Ammonium is a positive ion so is called a cation. Here’s a model of amonium I made:



Lesson 2

3 05 2012

Click this link to download: Lesson 2: Atomic Structure, Isotopes and Electronic Configuration

Objective: To understand the basics of atomic structure, Isotopes and electronic configuration.

Atomic Structure

Atoms are made up of sub-atomic particles called protons (+), neutrons (0 hence being neutral) and electrons (-).

Particles Mass Charge
p 1 +1
n 1 0
e 0 -1





In Lithium there are 3 protons, 3 electrons, and 4 neutrons.

The number below the elemental symbol (in this case 3) is the atomic number; this indicates the number of protons in the nucleus of the atom.

The number above (in this case 7) is the atomic mass number; this represents the number of protons + the number of neutrons.

We already know from the atomic number that the number of protons is 3, so if we subtract 3 from 7 we are left with the number of neutrons, 4.

Remember: the number of protons = the number of electrons

(If we assume the element to be electrically neutral, or uncharged. If dealing with questions regarding charge, ions etc, then further considerations would need to be made.)

Test yourself:




p = ?

n = ?

e = ?

(See answers at the end of this document)


These are atoms of the same element that have the same atomic number, but different mass number.

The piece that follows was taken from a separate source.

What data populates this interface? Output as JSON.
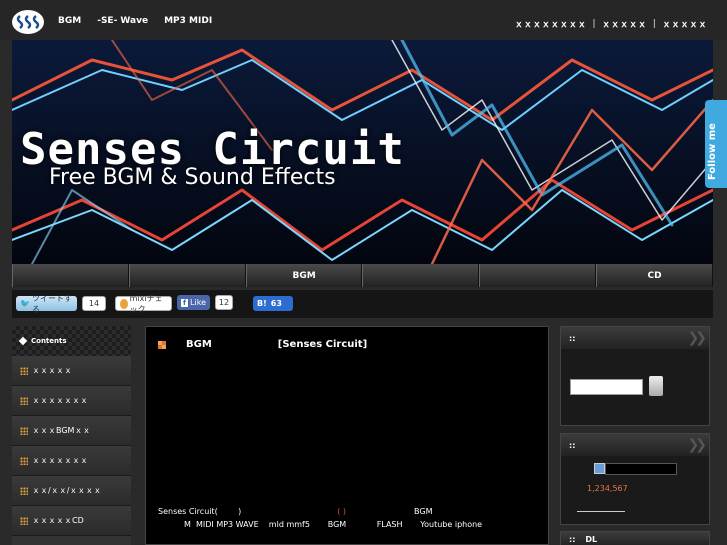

In other words, Isotopes have the same amount of protons but a differing amount of neutrons.


35                        37

     Cl                         Cl

17                        17

n = 18                 n = 20

Both Isotopes of Chlorine have 17 protons (and electrons), but as you can see a different amount of neutrons.

Electrons exist around the nucleus of atoms in different energy levels called electron shells, of which there are several.

Sticking with Chlorine, we see that its 17 electrons are spread throughout the layers of electron shells that make up an atom of this element.

The centre is of course the nucleus, where protons and neutrons reside, and the grey dots surrounding it are the electrons.

Those nearest to the nucleus are in the first shell, moving out one is the second shell, and the outer third shell.

In the first shell there are 2 electrons, in the second shell there are 8 electrons and in the third outermost shell there are 7 electrons (hence 2, 8, 7). It is important to know how many electrons each shell can physically hold; as there is a reason every element follows these basic rules, so onto our next heading….

Electronic Configuration

The way in which electrons are arranged within an atom.










































As you can see each shell has a sub-shell, with shell 2 being made up of 2s and 2p, shell 3 being made up of 3s, 3p and 3d. Each sub-shell has a limit Read the rest of this entry »

Lesson 2: Atomic Structure, Isotopes and Electronic Configuration

3 05 2012

Click the link below to download the Lesson, it is a Word Document file.

Lesson 2

If there are any problems downloading, or general questions/thoughts, don’t hesitate to comment.

Chemistry Lesson 1: Periodic Trends

3 05 2012

Click the link to download this lesson: Lesson 1: Periodic Trends

I wrote this to help remember the basics of periodic trends. These are basic but important for science A Level revision.

Click the link at the top and feel free to download the Word Document, leave a comment 🙂

Image courtesy of Wikipedia

Atomic radius

The distance from the atomic nucleus to the outermost stable electron orbital in an atom that is at equilibrium.

↓ Increases down a group (column of the periodic table)

←  Increases across a period (row of the periodic table) from right to left

Therefore atomic radii are largest in the bottom left corner of periodic table.

e.g. Ce is the largest, and Fr has a larger radius than He.

Why does atomic radius decrease as you go across a period? (from left to right) →

The effective nuclear charge increases → therefore attracting the orbiting electrons towards the nucleus and lessening the radius. Less distance between the electrons and the nucleus so the nuclei pull is stronger.

(See bottom of this post for more information on effective nuclear charge.)

Why does atomic radius increase as you go down a group?

The addition of a new energy level (shell)

Ionisation Energy

 This is the energy required to Read the rest of this entry »